When hydrogen is consumed within the fuel cell, it undergoes a chemical reaction that combines hydrogen with oxygen from the air, producing electricity and water as byproducts. However, the efficiency of this conversion process is still lower than that of battery electric vehicles. Fuel cells typically operate at efficiencies ranging from 40% to 60%, depending on the specific technology and application. This means that a significant portion of the energy within the hydrogen fuel is lost during the conversion.
Furthermore, the overall efficiency of fuel cells is also affected by the energy required to compress and transport hydrogen gas to refueling stations. Compression processes consume additional energy and result in further losses before the hydrogen can be utilized within the fuel cell. As a result, the total energy efficiency of a hydrogen fuel cell vehicle is lower compared to the energy efficiency of a battery electric vehicle, where the energy directly stored within the battery is used to power the vehicle.
Despite these inefficiencies, there are still potential advantages and applications for fuel cell technology, especially in sectors where prolonged driving ranges and fast refueling times are required.
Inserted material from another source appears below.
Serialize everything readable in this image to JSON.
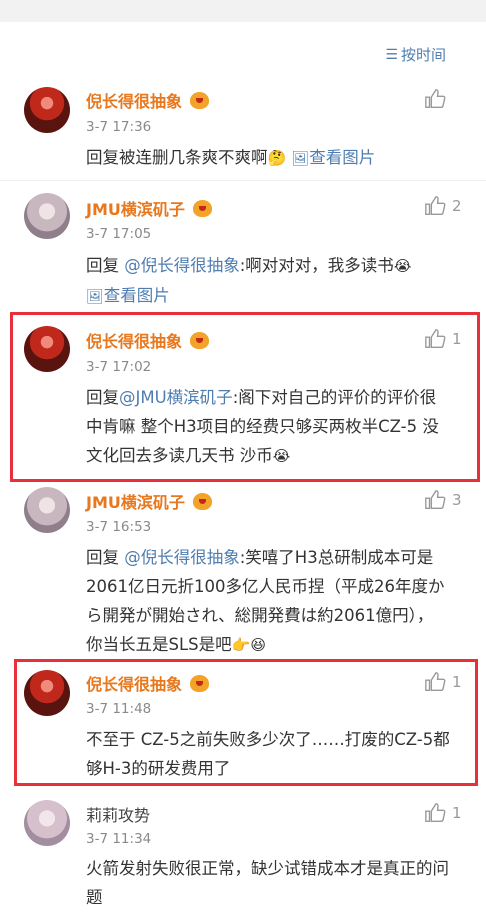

Additionally, research and development efforts are underway to improve the efficiency of fuel cells, reduce the energy losses during various stages of the Energy Vector Transition, and enhance the overall sustainability of this technology.
The Role of Government Policies in Promoting Fuel Cell Technology: Analyze How Government Policies and Incentives Can Influence the Adoption and Development of Fuel Cell Technology, and the Impact on It’s Efficiency.
- Financial incentives: Governments can provide subsidies, grants, or tax breaks to encourage the adoption of fuel cell technology.
- Research and development funding: Government funding for research and development can accelerate the development of fuel cell technology.
- Regulatory support: Governments can implement regulations and standards that promote the use of fuel cell technology.
- Infrastructure development: Governments can invest in the development of infrastructure, such as hydrogen refueling stations, to support the widespread adoption of fuel cell technology.
- International cooperation: Governments can collaborate with other countries to share knowledge and resources to advance fuel cell technology.
- Educational campaigns: Governments can raise awareness about the benefits of fuel cell technology through educational campaigns.
- Public procurement: Governments can set procurement targets for fuel cell products, stimulating demand and encouraging market growth.
- Partnerships with industry: Governments can partner with industry stakeholders to drive innovation and commercialization of fuel cell technology.
- Environmental regulations: Governments can implement strict environmental regulations that incentivize the use of clean and sustainable technologies like fuel cells.
- Long-term planning: Governments can develop long-term strategies and roadmaps for the adoption and development of fuel cell technology.
By utilizing hydrogen and oxygen in an electrochemical process to generate electricity, fuel cells offer a clean and sustainable alternative to traditional internal combustion engines. While the exact increase in MPG depends on various factors, including the size and efficiency of the fuel cell system, studies have shown promising results with improvements ranging from 30% to even doubling the MPG of vehicles. As technology advancements continue and infrastructure support for hydrogen fueling grows, fuel cells have the capacity to revolutionize the automotive industry by reducing emissions, mitigating climate change, and enhancing overall energy efficiency.